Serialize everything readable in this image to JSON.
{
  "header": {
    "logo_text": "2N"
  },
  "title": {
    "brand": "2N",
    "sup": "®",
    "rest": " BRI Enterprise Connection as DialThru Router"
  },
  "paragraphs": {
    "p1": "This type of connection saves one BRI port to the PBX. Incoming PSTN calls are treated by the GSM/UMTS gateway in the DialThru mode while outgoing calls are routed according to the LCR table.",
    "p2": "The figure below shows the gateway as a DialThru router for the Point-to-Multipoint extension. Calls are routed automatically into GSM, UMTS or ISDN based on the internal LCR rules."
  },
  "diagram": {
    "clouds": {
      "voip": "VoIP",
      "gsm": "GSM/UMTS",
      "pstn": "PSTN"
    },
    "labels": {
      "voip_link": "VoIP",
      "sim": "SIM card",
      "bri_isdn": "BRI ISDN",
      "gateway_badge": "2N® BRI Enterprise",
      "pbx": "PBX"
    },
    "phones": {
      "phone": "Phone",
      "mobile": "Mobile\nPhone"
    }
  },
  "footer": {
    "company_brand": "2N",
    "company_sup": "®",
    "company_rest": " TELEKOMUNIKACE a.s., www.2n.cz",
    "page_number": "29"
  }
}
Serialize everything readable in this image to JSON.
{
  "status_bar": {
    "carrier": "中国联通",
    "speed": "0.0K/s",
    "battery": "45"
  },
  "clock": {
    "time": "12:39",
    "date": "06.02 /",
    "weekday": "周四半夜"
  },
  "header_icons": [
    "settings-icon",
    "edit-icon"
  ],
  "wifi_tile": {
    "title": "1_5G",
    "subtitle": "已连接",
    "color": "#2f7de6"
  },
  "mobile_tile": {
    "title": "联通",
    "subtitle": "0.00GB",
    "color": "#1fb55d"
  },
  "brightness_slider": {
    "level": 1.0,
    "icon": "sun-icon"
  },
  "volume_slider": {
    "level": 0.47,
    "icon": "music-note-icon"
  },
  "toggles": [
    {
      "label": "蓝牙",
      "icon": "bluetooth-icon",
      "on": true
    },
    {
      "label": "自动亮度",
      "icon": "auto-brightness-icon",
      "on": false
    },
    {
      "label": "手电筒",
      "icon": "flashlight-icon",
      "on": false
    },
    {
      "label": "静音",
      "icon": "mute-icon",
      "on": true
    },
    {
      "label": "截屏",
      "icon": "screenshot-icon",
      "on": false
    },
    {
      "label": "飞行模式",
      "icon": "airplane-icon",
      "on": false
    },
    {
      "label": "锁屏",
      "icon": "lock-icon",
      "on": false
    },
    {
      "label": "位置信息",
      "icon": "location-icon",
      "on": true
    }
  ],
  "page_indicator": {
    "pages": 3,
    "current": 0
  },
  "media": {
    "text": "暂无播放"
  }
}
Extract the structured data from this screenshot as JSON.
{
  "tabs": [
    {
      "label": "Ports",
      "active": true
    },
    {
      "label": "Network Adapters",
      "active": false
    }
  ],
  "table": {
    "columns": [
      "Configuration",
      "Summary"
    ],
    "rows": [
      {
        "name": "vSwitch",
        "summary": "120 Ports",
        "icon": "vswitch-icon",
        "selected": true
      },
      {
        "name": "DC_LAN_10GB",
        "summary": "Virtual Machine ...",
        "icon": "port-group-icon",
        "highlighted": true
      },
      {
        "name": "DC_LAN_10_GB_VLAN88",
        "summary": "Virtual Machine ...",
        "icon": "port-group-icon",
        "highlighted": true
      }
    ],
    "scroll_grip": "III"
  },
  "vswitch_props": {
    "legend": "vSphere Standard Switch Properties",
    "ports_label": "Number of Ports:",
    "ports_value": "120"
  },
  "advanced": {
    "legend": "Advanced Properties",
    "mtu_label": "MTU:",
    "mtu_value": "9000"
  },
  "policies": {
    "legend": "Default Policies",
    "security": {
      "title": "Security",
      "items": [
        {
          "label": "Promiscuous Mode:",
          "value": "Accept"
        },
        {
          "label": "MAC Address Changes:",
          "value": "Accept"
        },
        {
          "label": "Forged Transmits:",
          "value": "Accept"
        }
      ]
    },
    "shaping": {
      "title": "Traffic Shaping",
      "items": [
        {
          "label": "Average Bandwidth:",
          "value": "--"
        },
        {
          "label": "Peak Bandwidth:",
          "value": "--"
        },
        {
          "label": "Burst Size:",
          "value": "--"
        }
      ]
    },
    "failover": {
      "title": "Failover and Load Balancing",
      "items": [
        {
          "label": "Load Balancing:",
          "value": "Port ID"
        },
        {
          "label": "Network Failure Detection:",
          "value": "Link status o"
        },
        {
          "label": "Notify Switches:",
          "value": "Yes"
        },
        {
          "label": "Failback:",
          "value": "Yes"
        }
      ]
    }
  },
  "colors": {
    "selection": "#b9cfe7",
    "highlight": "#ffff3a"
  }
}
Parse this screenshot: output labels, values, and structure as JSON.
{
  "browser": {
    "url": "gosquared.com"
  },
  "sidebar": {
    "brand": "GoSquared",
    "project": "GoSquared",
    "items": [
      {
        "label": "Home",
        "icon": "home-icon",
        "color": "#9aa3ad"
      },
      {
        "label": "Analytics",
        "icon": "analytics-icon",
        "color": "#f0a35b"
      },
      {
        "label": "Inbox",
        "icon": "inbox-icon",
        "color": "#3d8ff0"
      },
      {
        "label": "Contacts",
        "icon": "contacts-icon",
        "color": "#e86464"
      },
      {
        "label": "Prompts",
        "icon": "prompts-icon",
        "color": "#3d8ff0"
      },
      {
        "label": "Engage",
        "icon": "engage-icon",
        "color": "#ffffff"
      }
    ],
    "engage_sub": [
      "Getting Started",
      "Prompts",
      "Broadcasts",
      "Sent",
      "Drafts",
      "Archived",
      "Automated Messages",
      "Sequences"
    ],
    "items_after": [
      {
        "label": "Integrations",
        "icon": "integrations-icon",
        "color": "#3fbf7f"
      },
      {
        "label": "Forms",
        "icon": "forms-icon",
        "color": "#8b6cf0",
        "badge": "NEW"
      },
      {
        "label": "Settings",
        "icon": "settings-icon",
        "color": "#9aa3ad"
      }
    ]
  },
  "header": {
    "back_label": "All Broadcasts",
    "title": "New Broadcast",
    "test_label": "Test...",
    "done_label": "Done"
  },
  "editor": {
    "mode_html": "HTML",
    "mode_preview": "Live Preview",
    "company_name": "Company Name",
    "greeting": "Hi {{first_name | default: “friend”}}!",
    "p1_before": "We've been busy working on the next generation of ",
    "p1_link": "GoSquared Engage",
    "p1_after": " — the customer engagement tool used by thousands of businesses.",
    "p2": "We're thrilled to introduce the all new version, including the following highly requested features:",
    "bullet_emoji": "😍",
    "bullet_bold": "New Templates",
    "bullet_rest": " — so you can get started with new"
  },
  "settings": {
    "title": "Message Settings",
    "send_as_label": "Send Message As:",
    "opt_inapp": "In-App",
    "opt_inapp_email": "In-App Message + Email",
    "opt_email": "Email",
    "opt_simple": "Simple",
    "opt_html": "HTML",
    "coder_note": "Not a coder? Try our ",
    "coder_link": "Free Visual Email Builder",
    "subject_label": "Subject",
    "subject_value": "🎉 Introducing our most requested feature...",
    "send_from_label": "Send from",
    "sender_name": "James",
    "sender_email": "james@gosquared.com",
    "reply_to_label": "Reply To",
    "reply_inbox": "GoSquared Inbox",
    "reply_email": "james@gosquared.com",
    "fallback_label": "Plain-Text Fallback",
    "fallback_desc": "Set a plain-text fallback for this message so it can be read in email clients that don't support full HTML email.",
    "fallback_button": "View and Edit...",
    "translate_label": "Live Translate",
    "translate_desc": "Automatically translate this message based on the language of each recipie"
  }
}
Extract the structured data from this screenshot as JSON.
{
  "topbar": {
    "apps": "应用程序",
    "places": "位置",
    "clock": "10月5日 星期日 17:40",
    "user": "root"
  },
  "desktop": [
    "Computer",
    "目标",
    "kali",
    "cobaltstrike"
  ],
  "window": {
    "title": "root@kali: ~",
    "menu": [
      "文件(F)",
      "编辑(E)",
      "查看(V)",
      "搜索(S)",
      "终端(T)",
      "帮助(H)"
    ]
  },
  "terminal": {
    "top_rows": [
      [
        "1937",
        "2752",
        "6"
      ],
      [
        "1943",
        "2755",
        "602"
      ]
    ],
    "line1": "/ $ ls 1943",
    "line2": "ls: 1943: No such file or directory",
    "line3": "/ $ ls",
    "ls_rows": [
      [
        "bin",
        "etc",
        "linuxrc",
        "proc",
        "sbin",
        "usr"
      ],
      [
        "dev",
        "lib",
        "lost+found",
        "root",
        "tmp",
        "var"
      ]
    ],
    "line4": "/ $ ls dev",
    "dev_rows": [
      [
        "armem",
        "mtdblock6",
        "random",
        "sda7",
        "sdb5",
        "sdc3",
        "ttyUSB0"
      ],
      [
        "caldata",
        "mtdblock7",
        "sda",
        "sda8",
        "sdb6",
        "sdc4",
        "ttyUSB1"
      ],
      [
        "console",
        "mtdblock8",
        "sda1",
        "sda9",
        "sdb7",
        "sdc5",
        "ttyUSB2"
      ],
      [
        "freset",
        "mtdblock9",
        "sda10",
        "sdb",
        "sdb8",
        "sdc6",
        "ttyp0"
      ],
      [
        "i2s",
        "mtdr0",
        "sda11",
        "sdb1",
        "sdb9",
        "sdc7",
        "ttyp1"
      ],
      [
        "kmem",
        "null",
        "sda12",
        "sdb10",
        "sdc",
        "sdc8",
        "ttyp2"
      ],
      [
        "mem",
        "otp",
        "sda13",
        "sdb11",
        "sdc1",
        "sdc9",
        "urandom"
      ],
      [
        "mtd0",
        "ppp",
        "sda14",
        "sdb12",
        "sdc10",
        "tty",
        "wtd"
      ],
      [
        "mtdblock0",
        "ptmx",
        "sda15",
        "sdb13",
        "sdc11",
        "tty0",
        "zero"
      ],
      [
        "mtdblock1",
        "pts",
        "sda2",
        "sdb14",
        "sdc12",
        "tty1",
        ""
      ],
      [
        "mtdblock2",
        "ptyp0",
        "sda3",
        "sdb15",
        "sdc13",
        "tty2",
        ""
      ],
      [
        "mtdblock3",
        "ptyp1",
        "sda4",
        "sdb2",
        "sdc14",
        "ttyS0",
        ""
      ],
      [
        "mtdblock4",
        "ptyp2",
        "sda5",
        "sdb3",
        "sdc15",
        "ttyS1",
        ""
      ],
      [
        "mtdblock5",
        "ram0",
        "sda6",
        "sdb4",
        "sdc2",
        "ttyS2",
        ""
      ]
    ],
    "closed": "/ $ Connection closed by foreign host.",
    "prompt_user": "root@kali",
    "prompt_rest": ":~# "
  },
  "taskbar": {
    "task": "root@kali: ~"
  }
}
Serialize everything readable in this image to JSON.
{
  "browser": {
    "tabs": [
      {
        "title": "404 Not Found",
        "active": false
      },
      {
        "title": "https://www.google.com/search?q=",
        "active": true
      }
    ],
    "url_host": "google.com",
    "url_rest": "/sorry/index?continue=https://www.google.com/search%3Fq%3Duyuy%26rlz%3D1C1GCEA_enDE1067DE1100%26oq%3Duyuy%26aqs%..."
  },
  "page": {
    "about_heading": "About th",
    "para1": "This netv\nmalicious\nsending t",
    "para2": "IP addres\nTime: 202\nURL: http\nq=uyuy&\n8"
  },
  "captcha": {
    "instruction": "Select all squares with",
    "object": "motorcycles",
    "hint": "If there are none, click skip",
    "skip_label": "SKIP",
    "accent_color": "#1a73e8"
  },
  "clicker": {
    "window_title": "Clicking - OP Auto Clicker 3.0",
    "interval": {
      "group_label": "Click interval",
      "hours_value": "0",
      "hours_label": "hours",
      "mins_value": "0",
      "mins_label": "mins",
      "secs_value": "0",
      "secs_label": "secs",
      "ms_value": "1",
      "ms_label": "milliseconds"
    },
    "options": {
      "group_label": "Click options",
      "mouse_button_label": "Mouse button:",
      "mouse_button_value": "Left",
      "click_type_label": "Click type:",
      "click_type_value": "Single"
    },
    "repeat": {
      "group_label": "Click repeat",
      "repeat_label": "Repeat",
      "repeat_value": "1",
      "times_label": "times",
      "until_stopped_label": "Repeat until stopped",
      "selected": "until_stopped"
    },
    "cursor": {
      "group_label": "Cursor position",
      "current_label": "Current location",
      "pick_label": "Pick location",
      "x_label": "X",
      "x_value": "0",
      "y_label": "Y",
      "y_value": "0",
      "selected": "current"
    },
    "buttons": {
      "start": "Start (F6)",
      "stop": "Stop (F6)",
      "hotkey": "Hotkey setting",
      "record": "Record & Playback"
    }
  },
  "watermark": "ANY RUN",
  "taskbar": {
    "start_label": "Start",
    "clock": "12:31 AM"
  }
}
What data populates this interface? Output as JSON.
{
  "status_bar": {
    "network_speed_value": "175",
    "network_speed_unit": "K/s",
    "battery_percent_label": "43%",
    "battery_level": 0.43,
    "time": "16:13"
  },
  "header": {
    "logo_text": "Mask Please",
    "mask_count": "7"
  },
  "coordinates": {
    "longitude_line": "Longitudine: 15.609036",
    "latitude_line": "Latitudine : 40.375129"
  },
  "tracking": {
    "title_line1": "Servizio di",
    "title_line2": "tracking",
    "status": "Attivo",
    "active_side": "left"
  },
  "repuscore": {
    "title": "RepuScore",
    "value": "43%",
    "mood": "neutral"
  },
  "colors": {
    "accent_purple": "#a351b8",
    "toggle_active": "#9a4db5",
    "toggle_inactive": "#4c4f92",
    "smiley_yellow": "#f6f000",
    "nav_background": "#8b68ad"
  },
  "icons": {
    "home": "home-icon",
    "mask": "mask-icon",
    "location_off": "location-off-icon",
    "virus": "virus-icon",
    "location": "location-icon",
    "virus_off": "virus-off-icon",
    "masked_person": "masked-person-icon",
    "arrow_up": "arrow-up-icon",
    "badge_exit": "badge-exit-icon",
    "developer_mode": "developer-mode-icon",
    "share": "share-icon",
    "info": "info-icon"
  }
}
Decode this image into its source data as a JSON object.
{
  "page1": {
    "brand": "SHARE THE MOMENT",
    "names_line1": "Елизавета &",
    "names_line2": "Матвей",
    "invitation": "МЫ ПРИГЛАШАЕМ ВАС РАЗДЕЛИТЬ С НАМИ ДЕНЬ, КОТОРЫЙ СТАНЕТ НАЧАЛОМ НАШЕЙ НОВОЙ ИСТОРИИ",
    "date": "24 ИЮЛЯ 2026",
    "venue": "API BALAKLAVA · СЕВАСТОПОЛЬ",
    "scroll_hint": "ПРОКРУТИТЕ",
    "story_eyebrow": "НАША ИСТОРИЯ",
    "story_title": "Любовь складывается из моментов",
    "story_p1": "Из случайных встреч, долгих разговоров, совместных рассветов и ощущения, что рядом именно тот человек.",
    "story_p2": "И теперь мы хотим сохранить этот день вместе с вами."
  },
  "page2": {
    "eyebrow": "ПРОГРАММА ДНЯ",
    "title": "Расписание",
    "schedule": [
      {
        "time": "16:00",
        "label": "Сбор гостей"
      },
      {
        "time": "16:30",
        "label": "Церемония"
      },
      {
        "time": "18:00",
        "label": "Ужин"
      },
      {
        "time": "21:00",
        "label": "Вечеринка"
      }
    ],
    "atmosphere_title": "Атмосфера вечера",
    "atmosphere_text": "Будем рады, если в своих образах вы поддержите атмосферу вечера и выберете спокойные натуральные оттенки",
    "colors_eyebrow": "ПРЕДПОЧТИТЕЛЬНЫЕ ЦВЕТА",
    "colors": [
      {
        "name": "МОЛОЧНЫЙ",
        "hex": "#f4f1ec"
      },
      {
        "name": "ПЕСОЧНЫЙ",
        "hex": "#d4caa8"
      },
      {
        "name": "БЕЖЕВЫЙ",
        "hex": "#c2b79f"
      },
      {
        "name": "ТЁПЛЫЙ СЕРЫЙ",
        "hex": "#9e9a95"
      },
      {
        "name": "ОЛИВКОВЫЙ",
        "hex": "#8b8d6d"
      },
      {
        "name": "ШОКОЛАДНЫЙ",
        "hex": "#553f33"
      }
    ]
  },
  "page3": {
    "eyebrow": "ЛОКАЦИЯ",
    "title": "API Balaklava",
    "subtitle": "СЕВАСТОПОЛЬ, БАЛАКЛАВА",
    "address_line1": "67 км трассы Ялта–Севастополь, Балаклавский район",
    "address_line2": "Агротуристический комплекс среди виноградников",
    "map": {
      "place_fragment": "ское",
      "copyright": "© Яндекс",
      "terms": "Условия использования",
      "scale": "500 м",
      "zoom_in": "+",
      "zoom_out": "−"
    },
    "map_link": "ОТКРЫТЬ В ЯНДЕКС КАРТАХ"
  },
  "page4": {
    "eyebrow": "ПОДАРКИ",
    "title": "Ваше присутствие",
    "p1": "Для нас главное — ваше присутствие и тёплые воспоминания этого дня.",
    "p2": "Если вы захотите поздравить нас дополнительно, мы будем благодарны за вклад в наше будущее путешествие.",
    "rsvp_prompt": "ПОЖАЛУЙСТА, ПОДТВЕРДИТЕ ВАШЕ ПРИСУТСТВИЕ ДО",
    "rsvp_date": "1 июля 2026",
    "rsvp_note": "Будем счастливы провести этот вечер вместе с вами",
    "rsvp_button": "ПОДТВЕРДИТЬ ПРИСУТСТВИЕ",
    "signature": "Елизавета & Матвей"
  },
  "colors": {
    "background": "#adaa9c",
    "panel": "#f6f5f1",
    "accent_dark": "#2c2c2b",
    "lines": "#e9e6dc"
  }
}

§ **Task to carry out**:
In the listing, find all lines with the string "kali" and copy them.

§ **Task response**:
    "kali",
    "title": "root@kali: ~",
    "prompt_user": "root@kali",
    "task": "root@kali: ~"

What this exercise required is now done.